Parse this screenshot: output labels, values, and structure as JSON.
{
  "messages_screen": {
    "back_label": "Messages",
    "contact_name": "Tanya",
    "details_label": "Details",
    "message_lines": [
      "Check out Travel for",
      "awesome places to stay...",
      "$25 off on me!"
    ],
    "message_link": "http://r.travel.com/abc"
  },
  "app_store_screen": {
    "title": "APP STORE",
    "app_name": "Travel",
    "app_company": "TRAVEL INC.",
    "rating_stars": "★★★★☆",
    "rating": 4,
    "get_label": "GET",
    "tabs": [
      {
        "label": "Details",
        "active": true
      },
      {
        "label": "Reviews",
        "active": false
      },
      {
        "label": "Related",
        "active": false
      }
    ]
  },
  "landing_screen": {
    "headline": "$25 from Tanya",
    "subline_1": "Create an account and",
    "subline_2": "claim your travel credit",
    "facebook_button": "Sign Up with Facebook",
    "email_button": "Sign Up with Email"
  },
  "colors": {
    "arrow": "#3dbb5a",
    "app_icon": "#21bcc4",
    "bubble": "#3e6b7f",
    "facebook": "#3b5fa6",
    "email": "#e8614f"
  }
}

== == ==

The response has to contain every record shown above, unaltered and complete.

## Response to the task
Parse this screenshot: output labels, values, and structure as JSON.
{
  "messages_screen": {
    "back_label": "Messages",
    "contact_name": "Tanya",
    "details_label": "Details",
    "message_lines": [
      "Check out Travel for",
      "awesome places to stay...",
      "$25 off on me!"
    ],
    "message_link": "http://r.travel.com/abc"
  },
  "app_store_screen": {
    "title": "APP STORE",
    "app_name": "Travel",
    "app_company": "TRAVEL INC.",
    "rating_stars": "★★★★☆",
    "rating": 4,
    "get_label": "GET",
    "tabs": [
      {
        "label": "Details",
        "active": true
      },
      {
        "label": "Reviews",
        "active": false
      },
      {
        "label": "Related",
        "active": false
      }
    ]
  },
  "landing_screen": {
    "headline": "$25 from Tanya",
    "subline_1": "Create an account and",
    "subline_2": "claim your travel credit",
    "facebook_button": "Sign Up with Facebook",
    "email_button": "Sign Up with Email"
  },
  "colors": {
    "arrow": "#3dbb5a",
    "app_icon": "#21bcc4",
    "bubble": "#3e6b7f",
    "facebook": "#3b5fa6",
    "email": "#e8614f"
  }
}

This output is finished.